→ **Your task**
Could you retype all of the records exactly, leaving out every picture?

##### Excerpted data #####

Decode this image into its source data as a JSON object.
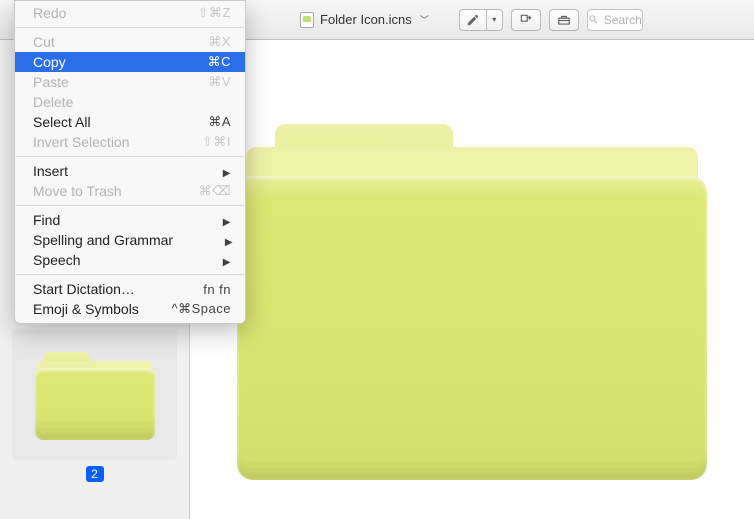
{
  "titlebar": {
    "filename": "Folder Icon.icns",
    "search_placeholder": "Search"
  },
  "sidebar": {
    "thumb_label": "2"
  },
  "menu": {
    "items": [
      {
        "label": "Redo",
        "shortcut": "⇧⌘Z",
        "state": "disabled"
      },
      {
        "sep": true
      },
      {
        "label": "Cut",
        "shortcut": "⌘X",
        "state": "disabled"
      },
      {
        "label": "Copy",
        "shortcut": "⌘C",
        "state": "highlight"
      },
      {
        "label": "Paste",
        "shortcut": "⌘V",
        "state": "disabled"
      },
      {
        "label": "Delete",
        "shortcut": "",
        "state": "disabled"
      },
      {
        "label": "Select All",
        "shortcut": "⌘A",
        "state": ""
      },
      {
        "label": "Invert Selection",
        "shortcut": "⇧⌘I",
        "state": "disabled"
      },
      {
        "sep": true
      },
      {
        "label": "Insert",
        "shortcut": "",
        "state": "",
        "submenu": true
      },
      {
        "label": "Move to Trash",
        "shortcut": "⌘⌫",
        "state": "disabled"
      },
      {
        "sep": true
      },
      {
        "label": "Find",
        "shortcut": "",
        "state": "",
        "submenu": true
      },
      {
        "label": "Spelling and Grammar",
        "shortcut": "",
        "state": "",
        "submenu": true
      },
      {
        "label": "Speech",
        "shortcut": "",
        "state": "",
        "submenu": true
      },
      {
        "sep": true
      },
      {
        "label": "Start Dictation…",
        "shortcut": "fn fn",
        "state": ""
      },
      {
        "label": "Emoji & Symbols",
        "shortcut": "^⌘Space",
        "state": ""
      }
    ]
  }
}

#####

→ **Task solution**
Decode this image into its source data as a JSON object.
{
  "titlebar": {
    "filename": "Folder Icon.icns",
    "search_placeholder": "Search"
  },
  "sidebar": {
    "thumb_label": "2"
  },
  "menu": {
    "items": [
      {
        "label": "Redo",
        "shortcut": "⇧⌘Z",
        "state": "disabled"
      },
      {
        "sep": true
      },
      {
        "label": "Cut",
        "shortcut": "⌘X",
        "state": "disabled"
      },
      {
        "label": "Copy",
        "shortcut": "⌘C",
        "state": "highlight"
      },
      {
        "label": "Paste",
        "shortcut": "⌘V",
        "state": "disabled"
      },
      {
        "label": "Delete",
        "shortcut": "",
        "state": "disabled"
      },
      {
        "label": "Select All",
        "shortcut": "⌘A",
        "state": ""
      },
      {
        "label": "Invert Selection",
        "shortcut": "⇧⌘I",
        "state": "disabled"
      },
      {
        "sep": true
      },
      {
        "label": "Insert",
        "shortcut": "",
        "state": "",
        "submenu": true
      },
      {
        "label": "Move to Trash",
        "shortcut": "⌘⌫",
        "state": "disabled"
      },
      {
        "sep": true
      },
      {
        "label": "Find",
        "shortcut": "",
        "state": "",
        "submenu": true
      },
      {
        "label": "Spelling and Grammar",
        "shortcut": "",
        "state": "",
        "submenu": true
      },
      {
        "label": "Speech",
        "shortcut": "",
        "state": "",
        "submenu": true
      },
      {
        "sep": true
      },
      {
        "label": "Start Dictation…",
        "shortcut": "fn fn",
        "state": ""
      },
      {
        "label": "Emoji & Symbols",
        "shortcut": "^⌘Space",
        "state": ""
      }
    ]
  }
}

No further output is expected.